Data shown
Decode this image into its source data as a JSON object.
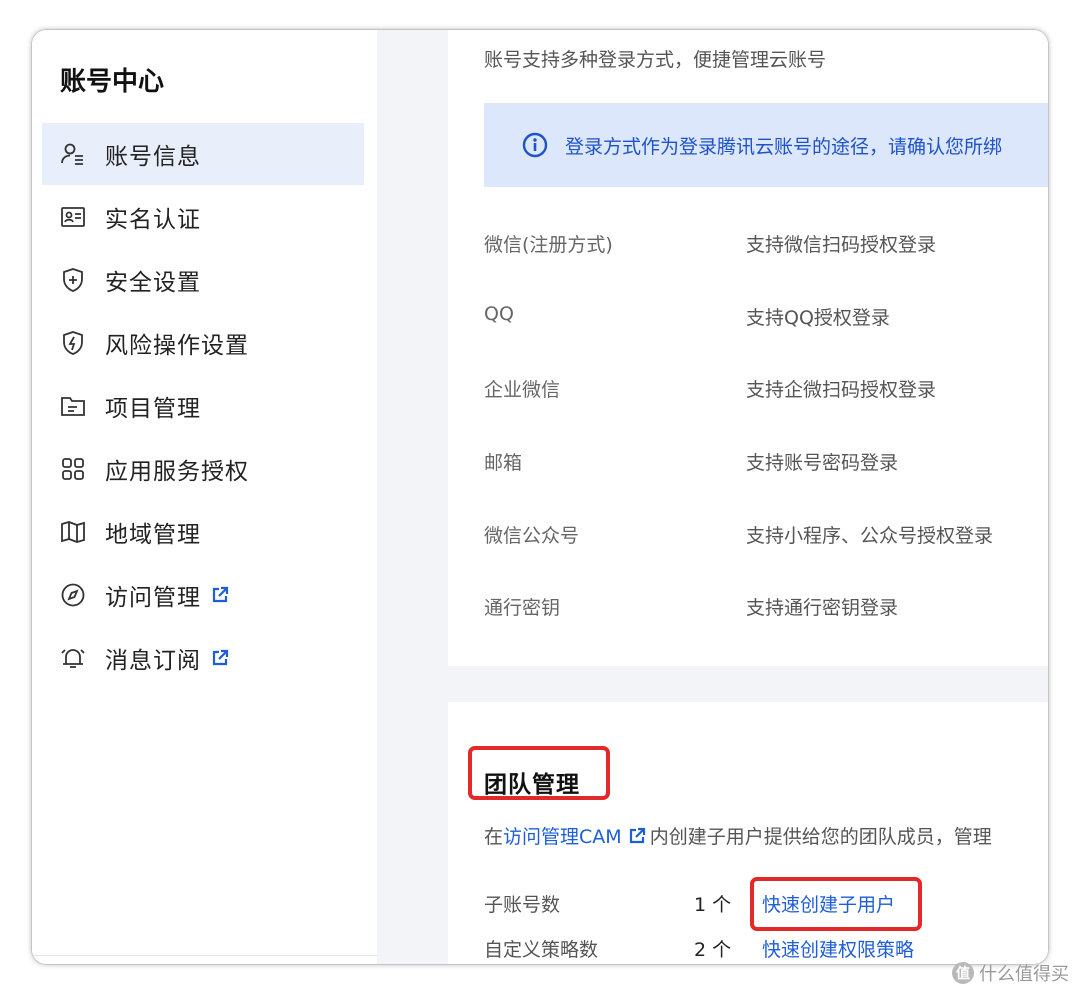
{
  "sidebar": {
    "title": "账号中心",
    "items": [
      {
        "label": "账号信息",
        "icon": "user-icon",
        "active": true
      },
      {
        "label": "实名认证",
        "icon": "id-card-icon"
      },
      {
        "label": "安全设置",
        "icon": "shield-plus-icon"
      },
      {
        "label": "风险操作设置",
        "icon": "shield-bolt-icon"
      },
      {
        "label": "项目管理",
        "icon": "folder-icon"
      },
      {
        "label": "应用服务授权",
        "icon": "apps-grid-icon"
      },
      {
        "label": "地域管理",
        "icon": "map-icon"
      },
      {
        "label": "访问管理",
        "icon": "compass-icon",
        "external": true
      },
      {
        "label": "消息订阅",
        "icon": "bell-icon",
        "external": true
      }
    ]
  },
  "login": {
    "subtitle": "账号支持多种登录方式，便捷管理云账号",
    "notice": "登录方式作为登录腾讯云账号的途径，请确认您所绑",
    "methods": [
      {
        "name": "微信(注册方式)",
        "desc": "支持微信扫码授权登录"
      },
      {
        "name": "QQ",
        "desc": "支持QQ授权登录"
      },
      {
        "name": "企业微信",
        "desc": "支持企微扫码授权登录"
      },
      {
        "name": "邮箱",
        "desc": "支持账号密码登录"
      },
      {
        "name": "微信公众号",
        "desc": "支持小程序、公众号授权登录"
      },
      {
        "name": "通行密钥",
        "desc": "支持通行密钥登录"
      }
    ]
  },
  "team": {
    "title": "团队管理",
    "desc_prefix": "在",
    "desc_link": "访问管理CAM",
    "desc_suffix": "内创建子用户提供给您的团队成员，管理",
    "stats": [
      {
        "label": "子账号数",
        "count": "1 个",
        "action": "快速创建子用户"
      },
      {
        "label": "自定义策略数",
        "count": "2 个",
        "action": "快速创建权限策略"
      }
    ]
  },
  "watermark": {
    "badge": "值",
    "text": "什么值得买"
  },
  "colors": {
    "accent": "#1e5ed6",
    "highlight": "#e4292b",
    "active_bg": "#e9eefb",
    "notice_bg": "#dde7fb"
  }
}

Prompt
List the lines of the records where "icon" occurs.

Task response
        "icon": "user-icon",
        "icon": "id-card-icon"
        "icon": "shield-plus-icon"
        "icon": "shield-bolt-icon"
        "icon": "folder-icon"
        "icon": "apps-grid-icon"
        "icon": "map-icon"
        "icon": "compass-icon",
        "icon": "bell-icon",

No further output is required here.